→ Problem to solve
Leaving out the pictures, output each record exactly as it stands.

→ Exercise material
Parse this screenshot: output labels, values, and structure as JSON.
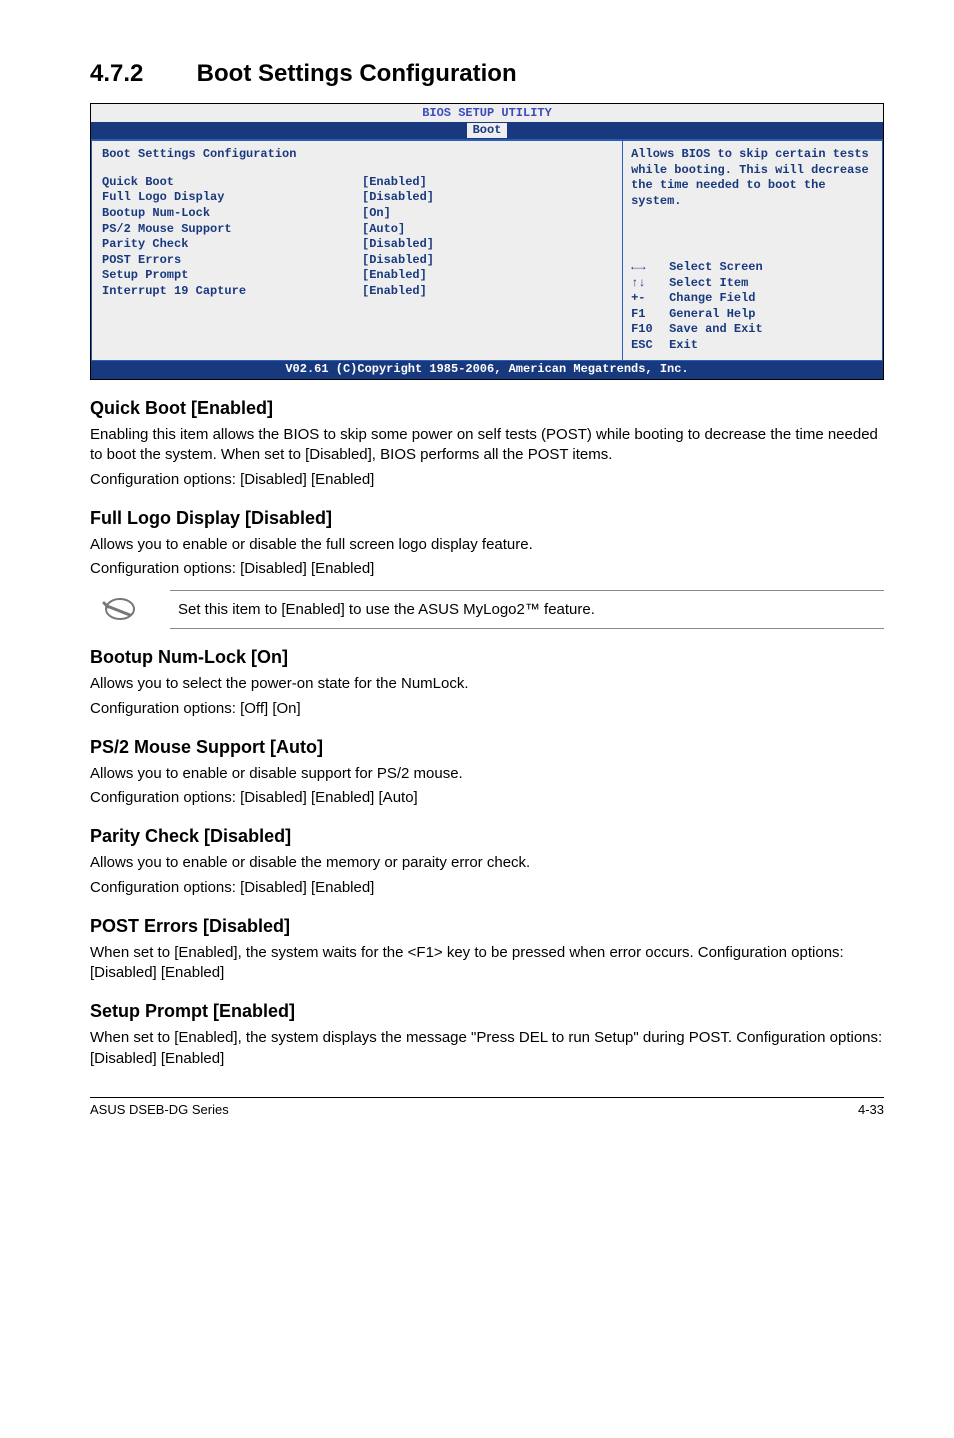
{
  "heading": {
    "number": "4.7.2",
    "title": "Boot Settings Configuration"
  },
  "bios": {
    "header": "BIOS SETUP UTILITY",
    "tab": "Boot",
    "left_title": "Boot Settings Configuration",
    "rows": [
      {
        "label": "Quick Boot",
        "value": "[Enabled]"
      },
      {
        "label": "Full Logo Display",
        "value": "[Disabled]"
      },
      {
        "label": "Bootup Num-Lock",
        "value": "[On]"
      },
      {
        "label": "PS/2 Mouse Support",
        "value": "[Auto]"
      },
      {
        "label": "Parity Check",
        "value": "[Disabled]"
      },
      {
        "label": "POST Errors",
        "value": "[Disabled]"
      },
      {
        "label": "Setup Prompt",
        "value": "[Enabled]"
      },
      {
        "label": "Interrupt 19 Capture",
        "value": "[Enabled]"
      }
    ],
    "help": "Allows BIOS to skip certain tests while booting. This will decrease the time needed to boot the system.",
    "nav": [
      {
        "key": "←→",
        "text": "Select Screen"
      },
      {
        "key": "↑↓",
        "text": "Select Item"
      },
      {
        "key": "+-",
        "text": "Change Field"
      },
      {
        "key": "F1",
        "text": "General Help"
      },
      {
        "key": "F10",
        "text": "Save and Exit"
      },
      {
        "key": "ESC",
        "text": "Exit"
      }
    ],
    "footer": "V02.61 (C)Copyright 1985-2006, American Megatrends, Inc."
  },
  "sections": {
    "quick_boot": {
      "title": "Quick Boot [Enabled]",
      "body": "Enabling this item allows the BIOS to skip some power on self tests (POST) while booting to decrease the time needed to boot the system. When set to [Disabled], BIOS performs all the POST items.",
      "conf": "Configuration options: [Disabled] [Enabled]"
    },
    "full_logo": {
      "title": "Full Logo Display [Disabled]",
      "body": "Allows you to enable or disable the full screen logo display feature.",
      "conf": "Configuration options: [Disabled] [Enabled]"
    },
    "note": "Set this item to [Enabled] to use the ASUS MyLogo2™ feature.",
    "bootup_numlock": {
      "title": "Bootup Num-Lock [On]",
      "body": "Allows you to select the power-on state for the NumLock.",
      "conf": "Configuration options: [Off] [On]"
    },
    "ps2": {
      "title": "PS/2 Mouse Support [Auto]",
      "body": "Allows you to enable or disable support for PS/2 mouse.",
      "conf": "Configuration options: [Disabled] [Enabled] [Auto]"
    },
    "parity": {
      "title": "Parity Check [Disabled]",
      "body": "Allows you to enable or disable the memory or paraity error check.",
      "conf": "Configuration options: [Disabled] [Enabled]"
    },
    "post_errors": {
      "title": "POST Errors [Disabled]",
      "body": "When set to [Enabled], the system waits for the <F1> key to be pressed when error occurs. Configuration options: [Disabled] [Enabled]"
    },
    "setup_prompt": {
      "title": "Setup Prompt [Enabled]",
      "body": "When set to [Enabled], the system displays the message \"Press DEL to run Setup\" during POST. Configuration options: [Disabled] [Enabled]"
    }
  },
  "footer": {
    "left": "ASUS DSEB-DG Series",
    "right": "4-33"
  }
}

→ Problem solution
Parse this screenshot: output labels, values, and structure as JSON.
{
  "heading": {
    "number": "4.7.2",
    "title": "Boot Settings Configuration"
  },
  "bios": {
    "header": "BIOS SETUP UTILITY",
    "tab": "Boot",
    "left_title": "Boot Settings Configuration",
    "rows": [
      {
        "label": "Quick Boot",
        "value": "[Enabled]"
      },
      {
        "label": "Full Logo Display",
        "value": "[Disabled]"
      },
      {
        "label": "Bootup Num-Lock",
        "value": "[On]"
      },
      {
        "label": "PS/2 Mouse Support",
        "value": "[Auto]"
      },
      {
        "label": "Parity Check",
        "value": "[Disabled]"
      },
      {
        "label": "POST Errors",
        "value": "[Disabled]"
      },
      {
        "label": "Setup Prompt",
        "value": "[Enabled]"
      },
      {
        "label": "Interrupt 19 Capture",
        "value": "[Enabled]"
      }
    ],
    "help": "Allows BIOS to skip certain tests while booting. This will decrease the time needed to boot the system.",
    "nav": [
      {
        "key": "←→",
        "text": "Select Screen"
      },
      {
        "key": "↑↓",
        "text": "Select Item"
      },
      {
        "key": "+-",
        "text": "Change Field"
      },
      {
        "key": "F1",
        "text": "General Help"
      },
      {
        "key": "F10",
        "text": "Save and Exit"
      },
      {
        "key": "ESC",
        "text": "Exit"
      }
    ],
    "footer": "V02.61 (C)Copyright 1985-2006, American Megatrends, Inc."
  },
  "sections": {
    "quick_boot": {
      "title": "Quick Boot [Enabled]",
      "body": "Enabling this item allows the BIOS to skip some power on self tests (POST) while booting to decrease the time needed to boot the system. When set to [Disabled], BIOS performs all the POST items.",
      "conf": "Configuration options: [Disabled] [Enabled]"
    },
    "full_logo": {
      "title": "Full Logo Display [Disabled]",
      "body": "Allows you to enable or disable the full screen logo display feature.",
      "conf": "Configuration options: [Disabled] [Enabled]"
    },
    "note": "Set this item to [Enabled] to use the ASUS MyLogo2™ feature.",
    "bootup_numlock": {
      "title": "Bootup Num-Lock [On]",
      "body": "Allows you to select the power-on state for the NumLock.",
      "conf": "Configuration options: [Off] [On]"
    },
    "ps2": {
      "title": "PS/2 Mouse Support [Auto]",
      "body": "Allows you to enable or disable support for PS/2 mouse.",
      "conf": "Configuration options: [Disabled] [Enabled] [Auto]"
    },
    "parity": {
      "title": "Parity Check [Disabled]",
      "body": "Allows you to enable or disable the memory or paraity error check.",
      "conf": "Configuration options: [Disabled] [Enabled]"
    },
    "post_errors": {
      "title": "POST Errors [Disabled]",
      "body": "When set to [Enabled], the system waits for the <F1> key to be pressed when error occurs. Configuration options: [Disabled] [Enabled]"
    },
    "setup_prompt": {
      "title": "Setup Prompt [Enabled]",
      "body": "When set to [Enabled], the system displays the message \"Press DEL to run Setup\" during POST. Configuration options: [Disabled] [Enabled]"
    }
  },
  "footer": {
    "left": "ASUS DSEB-DG Series",
    "right": "4-33"
  }
}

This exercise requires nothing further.